Anyway, I was lugging some camera equipment and water bottles in the bag. Using compression straps, the bag stayed put and didn’t sway or swing around even on some hairy climbs and descents. The compression system works by tucking the weight close against your lumbar area and it works like a champ. After a month of use I still haven’t really dialed in how to best use the compression straps to stabilize the load but it’s a trial and error thing.
Also, it was pretty easy to just swing the bag to my side and grab my camera. I am sure that I ended up taking so many more photos with my camera in the Tour vs having it in a backpack.
One key factor that played a role in the camera accessibility for me was that this bag can be worn around the waist but you can also stash the waist belt and use the included strap to carry it over your shoulder like a messenger bag. This feature is hands-down my favorite about the Tour.
Even with a full water bottle, mini-tripod, camera and gear, being able to alternate from waist to shoulder meant that the bag never really felt heavy. That, and my camera was always ready to go.
I don’t like having a camera just swinging from my neck while I’m hiking or biking. The Mountainsmith Lumbarpack gives easy access and just a bit a protection without having the camera stashed away in a backpack. If I felt like I needed more protection for the camera or maybe a spare lens or two, I could add the Mountainsmith Cube Padded Case to the kit.
The bag holds a lot of gear (9 liters worth). My wife’s 12″ MacBook fits in the bag with no problem. My 13″ MacBook Pro doesn’t fit but even if it did I suspect it would be too heavy to lug around in the pack. My iPad Mini fits easily in the padded sleeve.

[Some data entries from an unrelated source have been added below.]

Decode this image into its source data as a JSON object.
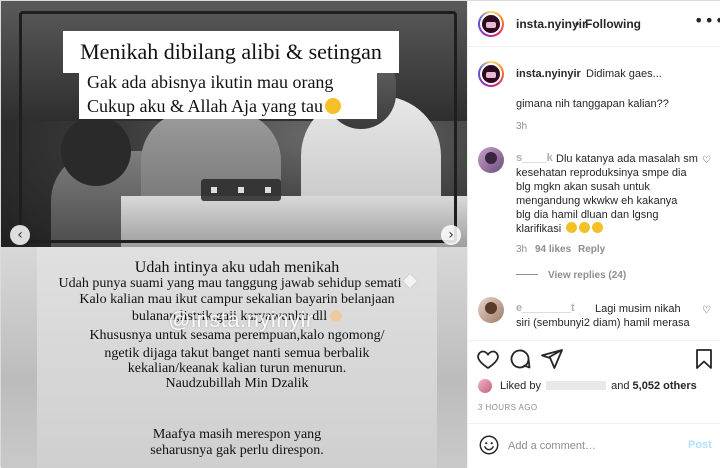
{
  "media": {
    "image_title": "Menikah dibilang alibi & setingan",
    "image_subtitle_line1": "Gak ada abisnya ikutin mau orang",
    "image_subtitle_line2": "Cukup aku & Allah Aja yang tau",
    "watermark": "@insta.nyinyir",
    "caption_lines": [
      "Udah intinya aku udah menikah",
      "Udah punya suami yang mau tanggung  jawab sehidup semati",
      "Kalo kalian mau ikut campur sekalian bayarin belanjaan",
      "bulanan,listrik,gaji karyawanku dll",
      "Khususnya untuk sesama perempuan,kalo ngomong/",
      "ngetik dijaga takut banget nanti semua berbalik",
      "kekalian/keanak kalian turun menurun.",
      "Naudzubillah Min Dzalik",
      "Maafya masih merespon yang",
      "seharusnya gak perlu direspon."
    ],
    "prev_icon": "chevron-left-icon",
    "next_icon": "chevron-right-icon"
  },
  "header": {
    "username": "insta.nyinyir",
    "separator": "•",
    "follow_label": "Following",
    "more_icon": "more-icon"
  },
  "caption": {
    "username": "insta.nyinyir",
    "text": "Didimak gaes...",
    "text2": "gimana nih tanggapan kalian??",
    "time": "3h"
  },
  "comments": [
    {
      "username": "s____k",
      "lines": [
        "Dlu katanya ada masalah sm",
        "kesehatan reproduksinya smpe dia",
        "blg mgkn akan susah untuk",
        "mengandung wkwkw eh kakanya",
        "blg dia hamil dluan dan lgsng",
        "klarifikasi"
      ],
      "time": "3h",
      "likes": "94 likes",
      "reply": "Reply",
      "view_replies": "View replies (24)"
    },
    {
      "username": "e________t",
      "lines": [
        "Lagi musim nikah",
        "siri (sembunyi2 diam) hamil merasa",
        "_________________________________"
      ]
    }
  ],
  "actions": {
    "liked_by_prefix": "Liked by",
    "liked_by_suffix": "and",
    "likes_count": "5,052 others",
    "timestamp": "3 HOURS AGO"
  },
  "comment_box": {
    "placeholder": "Add a comment…",
    "post_label": "Post"
  },
  "colors": {
    "link_blue_disabled": "#b2dffc",
    "secondary_text": "#8e8e8e",
    "border": "#efefef"
  }
}
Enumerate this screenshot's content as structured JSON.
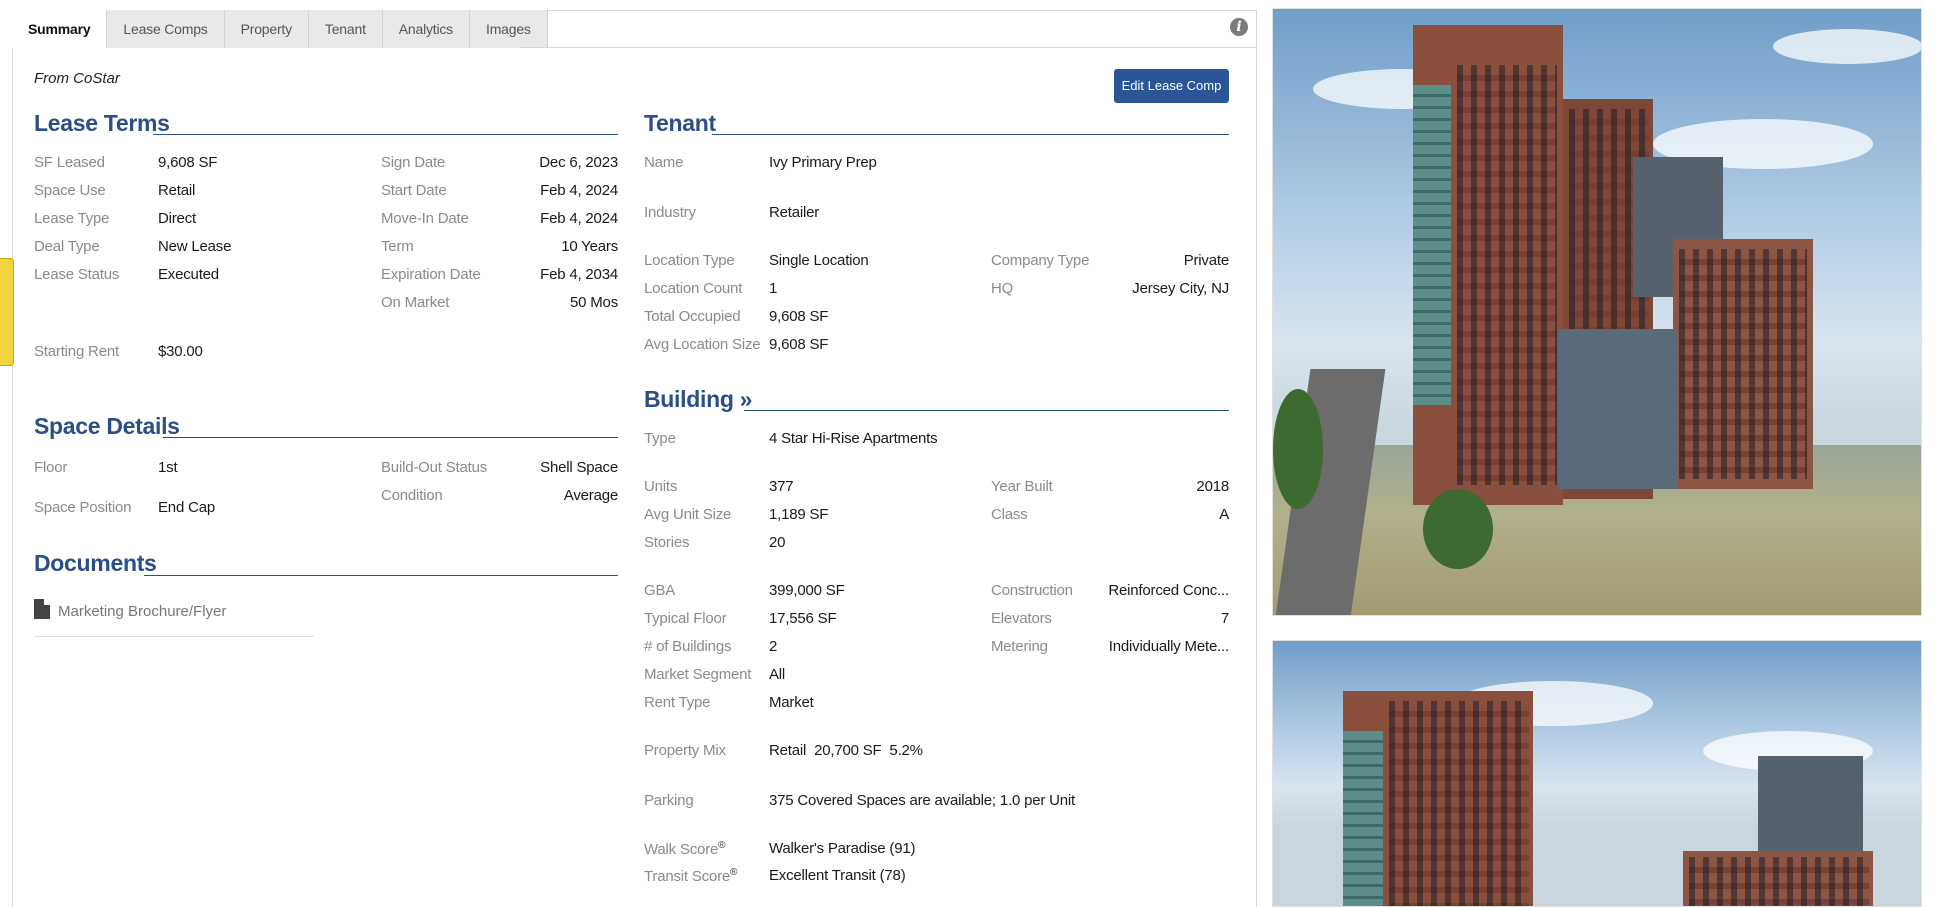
{
  "tabs": [
    {
      "label": "Summary",
      "active": true
    },
    {
      "label": "Lease Comps",
      "active": false
    },
    {
      "label": "Property",
      "active": false
    },
    {
      "label": "Tenant",
      "active": false
    },
    {
      "label": "Analytics",
      "active": false
    },
    {
      "label": "Images",
      "active": false
    }
  ],
  "source": "From CoStar",
  "edit_button": "Edit Lease Comp",
  "lease_terms": {
    "title": "Lease Terms",
    "left": [
      {
        "label": "SF Leased",
        "value": "9,608 SF"
      },
      {
        "label": "Space Use",
        "value": "Retail"
      },
      {
        "label": "Lease Type",
        "value": "Direct"
      },
      {
        "label": "Deal Type",
        "value": "New Lease"
      },
      {
        "label": "Lease Status",
        "value": "Executed"
      }
    ],
    "right": [
      {
        "label": "Sign Date",
        "value": "Dec 6, 2023"
      },
      {
        "label": "Start Date",
        "value": "Feb 4, 2024"
      },
      {
        "label": "Move-In Date",
        "value": "Feb 4, 2024"
      },
      {
        "label": "Term",
        "value": "10 Years"
      },
      {
        "label": "Expiration Date",
        "value": "Feb 4, 2034"
      },
      {
        "label": "On Market",
        "value": "50 Mos"
      }
    ],
    "starting_rent": {
      "label": "Starting Rent",
      "value": "$30.00"
    }
  },
  "space_details": {
    "title": "Space Details",
    "floor": {
      "label": "Floor",
      "value": "1st"
    },
    "space_position": {
      "label": "Space Position",
      "value": "End Cap"
    },
    "build_out": {
      "label": "Build-Out Status",
      "value": "Shell Space"
    },
    "condition": {
      "label": "Condition",
      "value": "Average"
    }
  },
  "documents": {
    "title": "Documents",
    "items": [
      "Marketing Brochure/Flyer"
    ]
  },
  "tenant": {
    "title": "Tenant",
    "name": {
      "label": "Name",
      "value": "Ivy Primary Prep"
    },
    "industry": {
      "label": "Industry",
      "value": "Retailer"
    },
    "location_type": {
      "label": "Location Type",
      "value": "Single Location"
    },
    "location_count": {
      "label": "Location Count",
      "value": "1"
    },
    "total_occupied": {
      "label": "Total Occupied",
      "value": "9,608 SF"
    },
    "avg_location_size": {
      "label": "Avg Location Size",
      "value": "9,608 SF"
    },
    "company_type": {
      "label": "Company Type",
      "value": "Private"
    },
    "hq": {
      "label": "HQ",
      "value": "Jersey City, NJ"
    }
  },
  "building": {
    "title": "Building »",
    "type": {
      "label": "Type",
      "value": "4 Star Hi-Rise Apartments"
    },
    "units": {
      "label": "Units",
      "value": "377"
    },
    "avg_unit_size": {
      "label": "Avg Unit Size",
      "value": "1,189 SF"
    },
    "stories": {
      "label": "Stories",
      "value": "20"
    },
    "year_built": {
      "label": "Year Built",
      "value": "2018"
    },
    "class": {
      "label": "Class",
      "value": "A"
    },
    "gba": {
      "label": "GBA",
      "value": "399,000 SF"
    },
    "typical_floor": {
      "label": "Typical Floor",
      "value": "17,556 SF"
    },
    "num_buildings": {
      "label": "# of Buildings",
      "value": "2"
    },
    "market_segment": {
      "label": "Market Segment",
      "value": "All"
    },
    "rent_type": {
      "label": "Rent Type",
      "value": "Market"
    },
    "construction": {
      "label": "Construction",
      "value": "Reinforced Conc..."
    },
    "elevators": {
      "label": "Elevators",
      "value": "7"
    },
    "metering": {
      "label": "Metering",
      "value": "Individually Mete..."
    },
    "property_mix": {
      "label": "Property Mix",
      "value": "Retail  20,700 SF  5.2%"
    },
    "parking": {
      "label": "Parking",
      "value": "375 Covered Spaces are available; 1.0 per Unit"
    },
    "walk_score": {
      "label": "Walk Score",
      "value": "Walker's Paradise (91)"
    },
    "transit_score": {
      "label": "Transit Score",
      "value": "Excellent Transit (78)"
    },
    "registered_mark": "®"
  },
  "icons": {
    "info": "info-icon",
    "pdf": "pdf-icon",
    "side_tab": "side-tab-icon"
  },
  "colors": {
    "section_title": "#2a4e86",
    "button": "#2a5697",
    "side_tab": "#f2d53c"
  }
}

There are a few different pockets on the inside and out of the bag which is useful for keeping smaller bits like spare camera batteries at the ready.
As far as cons: I thought I would want the strap and pad to be a bit bigger on the shoulder strap but after my day hike it felt ok. Still though, if the bag were really loaded I might want a more substantial or wider pad on the shoulder strap. Also, I wish that the water bottle pockets had some kind of rubber or friction material at the opening to keep the bottle from sliding/falling out. Yes it can be closed with the pull but smooth water bottles will still fall out if the bag is held at the wrong angle.
The Tour is a really well engineered bit of kit. I’m glad to have found it as a solution to getting my camera and other gear out into the woods. Now, I’m not saying I’ll be wearing this thing to date night at the movies but for any outdoor related photography stuff, this bag can not not be beat.